Snow and ice have been repeatedly blanketing Newtown since late fall, pushing the Public Works Department’s winter maintenance budgets into the red in recent weeks. But a transfer of $116,106 that is expected to be approved by the Legislative Council February 19 will put those well-tapped budget lines back in the black according to Public Works Director Fred Hurley.
The transfers have already been approved by the Boards of Selectmen and Finance, but they also require endorsement from the council because the money is originating from the town’s contingency fund, Finance Director Robert Tait told The Newtown Bee.
The transfers break down to $27,420 for overtime; $2,098 for Social Security contributions tied to overtime payments; $22,064 for sand; and $64,524 for road salt.
At the state level, Judd Everhart, a spokesman for the state Department of Transportation, told the Associated Press Wednesday that the agency has ‘‘eaten through’’ all $30 million in 11 storms this season. He says the storm moving north Thursday will be the 12th to hit Connecticut.
Mr Everhart says state transportation officials will also move money from other accounts to pay for snow and ice removal. He says 632 trucks are at the ready and more than 200 private contractor trucks are on call.
Mr Hurley said that Newtown is already in a better position than a number of neighboring communities in terms of its preparation for future winter storms including the latest system, dubbed “Pax.”
“We are not subject to the shortages of salt and the price increases many towns are seeing as they go back for added winter salt and sand supplies, because we lock in our pricing early,” Mr Hurley said. “And we reserve twice as much salt as we initially buy at the beginning of the season.”
Newtown has dispensed virtually all of the 4,000 tons of salt purchased last summer, and it is now digging into some of the added 4,000 pounds it has reserved for winters like the community is experiencing this season. New deliveries of sand and salt began rolling into town Tuesday, with more expected Wednesday and even during the storm Thursday as long as drivers can get the materials to the Public Works facility.
That is where crews mix the environmentally friendly “green and brown” treated salt with sand, depending on the type of precipitation blanketing the town, Mr Hurley said. The more snow, the more sand — while a significant ice event may require a heavier mix of salt to aid in melting the hazardous coatings on town roads.
The public works chief said Newtown’s main supply terminal in New Haven notified his office Wednesday that it has closed distribution of sand and salt supplies to private contractors, reserving all remaining supplies for municipalities and their contractors.
He is also happy that a flurry of repairs and upgrading of heavy equipment and vehicles is paying off.
“We invested a lot of money last year on maintenance and refurbishing of equipment and it is all holding up well, knock on wood,” Mr Hurley said. “We had a couple of minor breakdowns, but we were able to fix them relatively quickly.”

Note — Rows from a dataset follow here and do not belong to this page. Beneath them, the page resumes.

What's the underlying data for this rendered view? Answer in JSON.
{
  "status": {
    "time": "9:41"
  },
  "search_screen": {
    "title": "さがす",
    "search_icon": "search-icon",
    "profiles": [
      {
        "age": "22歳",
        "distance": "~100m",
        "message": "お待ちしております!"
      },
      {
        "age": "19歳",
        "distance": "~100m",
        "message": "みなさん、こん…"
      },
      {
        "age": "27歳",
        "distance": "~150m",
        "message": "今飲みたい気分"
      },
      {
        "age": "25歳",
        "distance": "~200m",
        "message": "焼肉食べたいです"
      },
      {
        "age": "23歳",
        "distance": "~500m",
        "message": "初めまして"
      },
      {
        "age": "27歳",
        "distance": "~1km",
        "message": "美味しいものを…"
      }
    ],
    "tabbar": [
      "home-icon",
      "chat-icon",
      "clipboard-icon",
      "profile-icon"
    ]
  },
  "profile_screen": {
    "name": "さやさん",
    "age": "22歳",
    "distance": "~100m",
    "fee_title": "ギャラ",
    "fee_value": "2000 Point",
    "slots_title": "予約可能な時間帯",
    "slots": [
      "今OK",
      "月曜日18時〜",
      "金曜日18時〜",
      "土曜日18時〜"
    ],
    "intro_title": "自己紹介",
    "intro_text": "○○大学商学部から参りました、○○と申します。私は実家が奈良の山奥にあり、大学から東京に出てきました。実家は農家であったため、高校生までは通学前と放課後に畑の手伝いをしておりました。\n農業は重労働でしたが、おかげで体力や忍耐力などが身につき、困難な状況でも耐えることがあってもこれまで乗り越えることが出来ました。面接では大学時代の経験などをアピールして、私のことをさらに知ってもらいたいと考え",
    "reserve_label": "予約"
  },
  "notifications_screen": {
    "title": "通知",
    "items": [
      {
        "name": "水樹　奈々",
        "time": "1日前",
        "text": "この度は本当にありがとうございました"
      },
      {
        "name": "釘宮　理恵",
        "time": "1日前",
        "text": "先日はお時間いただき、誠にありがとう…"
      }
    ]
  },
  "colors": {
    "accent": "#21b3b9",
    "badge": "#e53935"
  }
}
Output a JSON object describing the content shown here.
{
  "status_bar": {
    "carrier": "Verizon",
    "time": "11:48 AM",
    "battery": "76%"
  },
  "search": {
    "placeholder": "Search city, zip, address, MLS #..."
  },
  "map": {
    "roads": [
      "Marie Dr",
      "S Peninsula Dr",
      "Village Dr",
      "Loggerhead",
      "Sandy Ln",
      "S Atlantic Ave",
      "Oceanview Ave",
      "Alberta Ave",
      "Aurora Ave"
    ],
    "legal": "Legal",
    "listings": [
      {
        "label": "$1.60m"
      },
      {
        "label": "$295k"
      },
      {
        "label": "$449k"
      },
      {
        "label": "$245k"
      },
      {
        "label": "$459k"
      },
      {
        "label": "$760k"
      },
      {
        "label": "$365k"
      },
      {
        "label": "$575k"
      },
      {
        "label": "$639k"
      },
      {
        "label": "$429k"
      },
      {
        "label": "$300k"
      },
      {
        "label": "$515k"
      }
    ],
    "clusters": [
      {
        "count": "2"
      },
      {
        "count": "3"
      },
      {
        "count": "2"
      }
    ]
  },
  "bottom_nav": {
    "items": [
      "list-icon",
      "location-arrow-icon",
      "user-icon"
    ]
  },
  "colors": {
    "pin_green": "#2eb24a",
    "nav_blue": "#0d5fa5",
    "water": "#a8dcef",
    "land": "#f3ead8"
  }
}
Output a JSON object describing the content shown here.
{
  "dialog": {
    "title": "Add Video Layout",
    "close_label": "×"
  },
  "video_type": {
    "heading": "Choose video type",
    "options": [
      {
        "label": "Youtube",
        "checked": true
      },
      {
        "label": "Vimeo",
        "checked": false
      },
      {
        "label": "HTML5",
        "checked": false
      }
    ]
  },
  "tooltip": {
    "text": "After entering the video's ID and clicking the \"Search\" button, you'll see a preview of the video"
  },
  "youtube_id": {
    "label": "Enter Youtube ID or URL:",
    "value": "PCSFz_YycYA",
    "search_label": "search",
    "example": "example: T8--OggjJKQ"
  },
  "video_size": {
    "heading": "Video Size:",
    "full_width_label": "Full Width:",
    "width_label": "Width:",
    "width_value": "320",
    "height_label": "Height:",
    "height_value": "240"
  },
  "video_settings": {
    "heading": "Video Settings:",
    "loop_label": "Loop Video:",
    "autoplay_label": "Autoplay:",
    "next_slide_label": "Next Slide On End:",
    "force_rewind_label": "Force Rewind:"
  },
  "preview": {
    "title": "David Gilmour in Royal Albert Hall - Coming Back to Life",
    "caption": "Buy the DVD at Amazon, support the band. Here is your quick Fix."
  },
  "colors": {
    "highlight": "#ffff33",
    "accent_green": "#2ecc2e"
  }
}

Residents should not assume that Highway Department repair crews are sitting idly by waiting for the next breakdown, however. The public works director said that repair personnel have been busy filling in driving plows, particularly to supplement crews when members are out sick.

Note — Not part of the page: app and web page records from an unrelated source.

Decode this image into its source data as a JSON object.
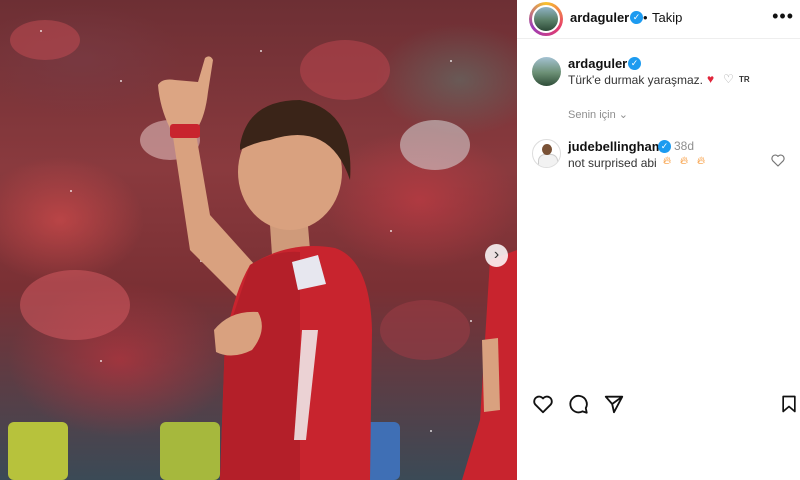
{
  "post": {
    "author": "ardaguler",
    "follow_label": "Takip",
    "more_icon": "more-dots-icon",
    "next_icon": "chevron-right-icon"
  },
  "caption": {
    "username": "ardaguler",
    "text": "Türk'e durmak yaraşmaz.",
    "lang_tag": "TR"
  },
  "filter": {
    "label": "Senin için",
    "icon": "chevron-down-icon"
  },
  "comment": {
    "username": "judebellingham",
    "age": "38d",
    "text": "not surprised abi"
  },
  "actions": [
    "heart-icon",
    "comment-icon",
    "share-icon",
    "bookmark-icon"
  ],
  "colors": {
    "verified": "#1d9bf0",
    "heart": "#e0263b",
    "jersey": "#c8242e"
  }
}
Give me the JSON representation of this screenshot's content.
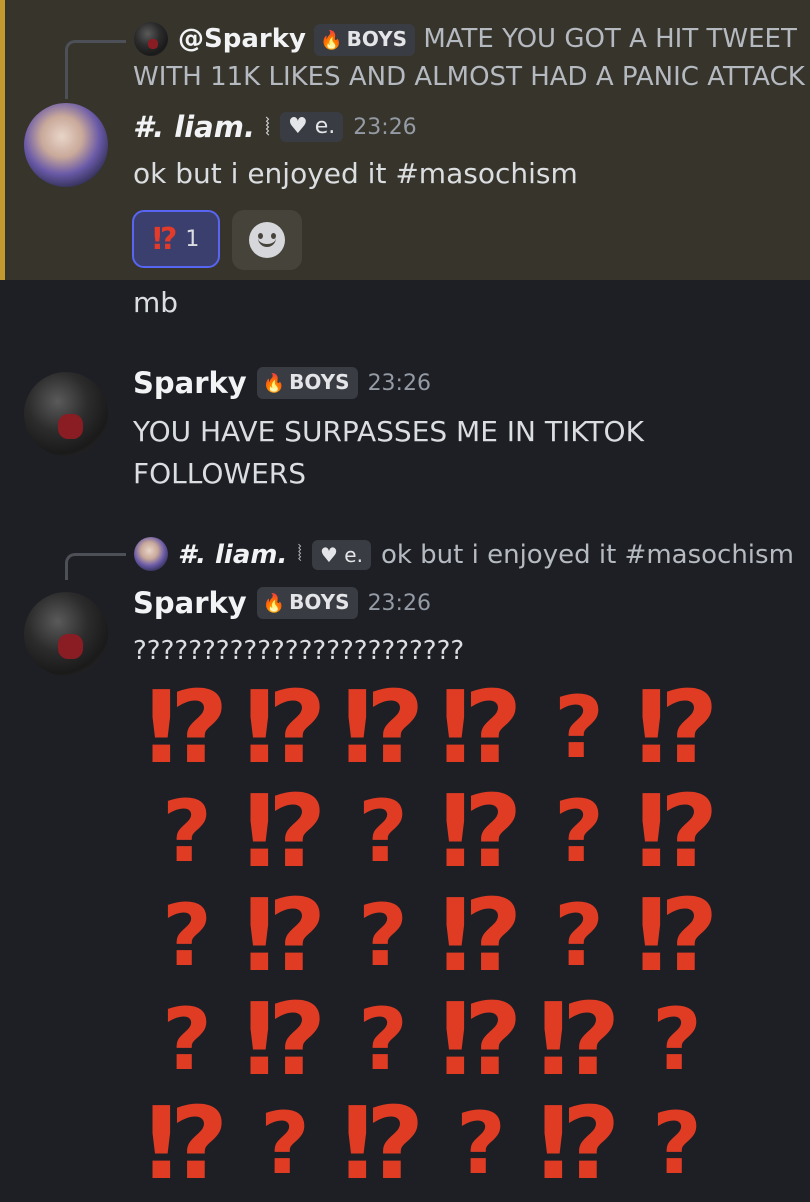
{
  "messages": {
    "m1": {
      "reply": {
        "author": "@Sparky",
        "author_tag": "BOYS",
        "text_line1": "MATE YOU GOT A HIT TWEET",
        "text_line2": "WITH 11K LIKES AND ALMOST HAD A PANIC ATTACK"
      },
      "author": "#. liam.",
      "author_suffix": "⦚",
      "author_tag": "e.",
      "timestamp": "23:26",
      "text": "ok but i enjoyed it #masochism",
      "reaction": {
        "emoji": "⁉",
        "count": "1"
      },
      "highlight_color": "#c49a2e"
    },
    "m2": {
      "text": "mb"
    },
    "m3": {
      "author": "Sparky",
      "author_tag": "BOYS",
      "timestamp": "23:26",
      "text_line1": "YOU HAVE SURPASSES ME IN TIKTOK",
      "text_line2": "FOLLOWERS"
    },
    "m4": {
      "reply": {
        "author": "#. liam.",
        "author_suffix": "⦚",
        "author_tag": "e.",
        "text": "ok but i enjoyed it #masochism"
      },
      "author": "Sparky",
      "author_tag": "BOYS",
      "timestamp": "23:26",
      "text": "????????????????????????",
      "emoji_rows": [
        [
          "⁉",
          "⁉",
          "⁉",
          "⁉",
          "?",
          "⁉"
        ],
        [
          "?",
          "⁉",
          "?",
          "⁉",
          "?",
          "⁉"
        ],
        [
          "?",
          "⁉",
          "?",
          "⁉",
          "?",
          "⁉"
        ],
        [
          "?",
          "⁉",
          "?",
          "⁉",
          "⁉",
          "?"
        ],
        [
          "⁉",
          "?",
          "⁉",
          "?",
          "⁉",
          "?"
        ]
      ]
    }
  }
}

That has helped keep overtime costs somewhat in check.
“Our overtime is not completely out of control,” he said, adding that it has just nudged above the five-year running average for his department, despite the increased frequency of storms this season.
He said extraneous labor costs are dependent on when storms hit, while material costs are driven by the frequency of storms.
“It’s very hard on smaller towns like ours because whether you get an inch or two, or eight to 12 inches, you still have to burn through a lot of material even when you don’t get a lot of snow,” he said.
Mr Hurley is looking optimistically to weather models that predict a warming trend beginning by the end of February that he hopes will bring temperatures into the 40s and rain that will help melt the piles of snow that have built up.
Mr Tait said he is hearing that material shortages and price increases are occurring in the Northeast because of the proliferation of winter storms bringing the infrequent occurrences of snow and ice to Southern states, which are putting increased pressure on sand and salt suppliers.
He also said that the contingency fund is specifically designed for situations like Newtown is facing, when it exhausts its supplies of materials and manpower because of unusually high incidents of winter storms.